The obverse side features a standing figure of Johan Willem Friso van Nassau-Dietz (1687–1711), who is depicted in the armour of the anonymous knight and is leaning against the crest of the province of Groningen. The Latin inscription around the coin reads as MO. NO. ARG. REG. BELGII. GRO (“Silver money of the Belgian Federation, province of Groningen.”)
Johan Friso remained Stadtholder of both Friesland and Groningen even after the five provinces of the United Netherlands, which King William III of England ruled over and suspended the office of Stadtholder after his death. Johan Friso is remembered for establishing the third House of Orange, which would become extinct in the male line in 1890. It is, however, noteworthy to mention that the royal descendants of John William Friso, Prince of Orange, currently occupy all the hereditary European royal thrones with Johan Friso and his wife, the Landgravine Marie Louise of Hesse-Kassel, being the most recent common ancestors of all the European monarchs.
The reverse of the coin includes the modern crest of the Kingdom of the Netherlands, crowned, along with the year of issue seen as two digits on either side of the shield. The Latin text around the crest reads CONCORDIA RES PARAVE CRESCUNT (“In harmony small things grow”).
|Ducat||.873 Silver||28.2 g||40 mm||Proof||4,000|
This traditional trade currency coin has been included in the Dutch Mint Act for over 350 years, and, as such, they are one of the oldest continued coins minted in the world. The coins will be available at the end of December and each is encapsulated and presented in a custom case along with a certificate of authenticity.
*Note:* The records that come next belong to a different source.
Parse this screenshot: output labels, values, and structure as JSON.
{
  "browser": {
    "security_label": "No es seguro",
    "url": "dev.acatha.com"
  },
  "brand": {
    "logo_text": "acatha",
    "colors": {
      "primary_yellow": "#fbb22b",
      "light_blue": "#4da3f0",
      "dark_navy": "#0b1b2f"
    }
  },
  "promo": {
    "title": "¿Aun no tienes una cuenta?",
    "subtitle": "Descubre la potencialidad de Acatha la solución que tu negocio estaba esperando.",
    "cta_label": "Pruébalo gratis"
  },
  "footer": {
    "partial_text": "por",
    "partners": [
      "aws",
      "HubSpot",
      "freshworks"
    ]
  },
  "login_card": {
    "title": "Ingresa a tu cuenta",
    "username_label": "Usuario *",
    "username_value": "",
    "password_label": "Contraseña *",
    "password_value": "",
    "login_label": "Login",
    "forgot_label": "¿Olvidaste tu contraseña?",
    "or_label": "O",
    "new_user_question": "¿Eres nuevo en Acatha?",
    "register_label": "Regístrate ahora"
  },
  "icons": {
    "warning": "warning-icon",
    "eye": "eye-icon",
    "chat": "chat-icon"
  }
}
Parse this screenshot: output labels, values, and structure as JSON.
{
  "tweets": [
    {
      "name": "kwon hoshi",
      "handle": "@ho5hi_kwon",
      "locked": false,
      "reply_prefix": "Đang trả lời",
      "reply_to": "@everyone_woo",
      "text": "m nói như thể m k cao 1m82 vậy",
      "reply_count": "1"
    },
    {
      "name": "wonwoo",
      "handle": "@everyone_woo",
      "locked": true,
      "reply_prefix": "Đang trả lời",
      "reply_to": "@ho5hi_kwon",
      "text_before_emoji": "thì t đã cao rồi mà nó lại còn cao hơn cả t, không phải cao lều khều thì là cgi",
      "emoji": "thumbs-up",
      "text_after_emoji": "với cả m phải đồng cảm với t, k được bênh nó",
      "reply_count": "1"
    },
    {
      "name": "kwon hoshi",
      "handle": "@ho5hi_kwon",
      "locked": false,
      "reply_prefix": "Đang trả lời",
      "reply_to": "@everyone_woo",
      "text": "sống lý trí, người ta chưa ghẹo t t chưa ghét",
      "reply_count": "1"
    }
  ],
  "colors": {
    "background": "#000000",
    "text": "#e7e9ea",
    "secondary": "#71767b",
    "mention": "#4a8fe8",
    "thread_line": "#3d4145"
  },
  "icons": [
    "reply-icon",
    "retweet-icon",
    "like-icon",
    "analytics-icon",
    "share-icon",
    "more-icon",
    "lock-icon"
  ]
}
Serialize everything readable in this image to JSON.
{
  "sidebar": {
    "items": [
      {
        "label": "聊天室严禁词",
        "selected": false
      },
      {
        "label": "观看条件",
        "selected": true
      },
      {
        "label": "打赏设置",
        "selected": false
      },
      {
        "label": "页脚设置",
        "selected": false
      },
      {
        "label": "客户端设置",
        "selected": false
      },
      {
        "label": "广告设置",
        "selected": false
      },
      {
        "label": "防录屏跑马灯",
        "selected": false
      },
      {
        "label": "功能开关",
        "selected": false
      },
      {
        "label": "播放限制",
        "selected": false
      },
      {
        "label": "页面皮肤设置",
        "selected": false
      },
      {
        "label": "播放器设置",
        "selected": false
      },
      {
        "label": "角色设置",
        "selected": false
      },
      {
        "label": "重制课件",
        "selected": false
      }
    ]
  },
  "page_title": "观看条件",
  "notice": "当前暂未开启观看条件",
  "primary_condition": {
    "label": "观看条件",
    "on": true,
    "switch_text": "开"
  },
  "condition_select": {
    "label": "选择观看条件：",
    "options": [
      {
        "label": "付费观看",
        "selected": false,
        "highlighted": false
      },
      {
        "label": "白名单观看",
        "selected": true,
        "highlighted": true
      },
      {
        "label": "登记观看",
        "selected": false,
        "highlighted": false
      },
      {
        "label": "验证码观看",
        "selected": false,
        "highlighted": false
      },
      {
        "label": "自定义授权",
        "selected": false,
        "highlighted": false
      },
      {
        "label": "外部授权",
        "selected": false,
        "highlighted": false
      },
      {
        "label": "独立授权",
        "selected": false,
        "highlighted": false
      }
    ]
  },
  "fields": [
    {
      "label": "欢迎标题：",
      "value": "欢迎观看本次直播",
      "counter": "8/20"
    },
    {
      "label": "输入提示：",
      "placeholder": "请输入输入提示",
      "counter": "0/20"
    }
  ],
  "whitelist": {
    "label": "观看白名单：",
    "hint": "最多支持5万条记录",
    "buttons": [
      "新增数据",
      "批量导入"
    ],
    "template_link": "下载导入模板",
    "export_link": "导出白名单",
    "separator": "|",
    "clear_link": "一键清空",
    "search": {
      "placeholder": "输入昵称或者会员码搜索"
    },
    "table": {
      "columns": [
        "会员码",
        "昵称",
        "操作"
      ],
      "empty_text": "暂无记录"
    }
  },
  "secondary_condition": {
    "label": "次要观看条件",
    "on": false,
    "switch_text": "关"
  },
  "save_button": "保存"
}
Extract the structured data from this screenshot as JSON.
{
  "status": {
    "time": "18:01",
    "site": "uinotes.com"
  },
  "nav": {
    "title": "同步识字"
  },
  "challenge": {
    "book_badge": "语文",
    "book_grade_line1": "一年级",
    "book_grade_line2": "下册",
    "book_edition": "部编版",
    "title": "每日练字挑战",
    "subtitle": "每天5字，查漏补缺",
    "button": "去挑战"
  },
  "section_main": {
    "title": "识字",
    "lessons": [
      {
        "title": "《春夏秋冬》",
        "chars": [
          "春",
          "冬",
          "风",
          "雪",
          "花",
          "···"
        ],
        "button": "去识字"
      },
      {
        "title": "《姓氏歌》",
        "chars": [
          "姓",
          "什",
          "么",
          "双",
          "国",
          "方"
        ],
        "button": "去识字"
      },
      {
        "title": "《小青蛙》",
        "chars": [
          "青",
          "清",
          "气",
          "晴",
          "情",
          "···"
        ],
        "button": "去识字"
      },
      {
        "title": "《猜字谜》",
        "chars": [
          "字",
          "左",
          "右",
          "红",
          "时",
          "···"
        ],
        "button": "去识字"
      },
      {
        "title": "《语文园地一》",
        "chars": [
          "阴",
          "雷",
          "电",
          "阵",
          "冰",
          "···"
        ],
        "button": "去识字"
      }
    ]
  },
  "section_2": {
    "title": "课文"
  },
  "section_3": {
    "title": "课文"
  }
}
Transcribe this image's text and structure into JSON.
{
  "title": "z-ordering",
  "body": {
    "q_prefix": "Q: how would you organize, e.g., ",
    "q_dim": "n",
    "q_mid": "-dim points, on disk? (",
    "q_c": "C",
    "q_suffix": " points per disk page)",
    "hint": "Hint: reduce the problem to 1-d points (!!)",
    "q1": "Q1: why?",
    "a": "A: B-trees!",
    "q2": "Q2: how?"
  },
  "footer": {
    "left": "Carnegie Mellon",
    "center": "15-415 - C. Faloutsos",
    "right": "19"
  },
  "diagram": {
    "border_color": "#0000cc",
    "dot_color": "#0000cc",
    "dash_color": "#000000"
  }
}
For more information about this coin and others available from the Royal Dutch Mint, please visit their website.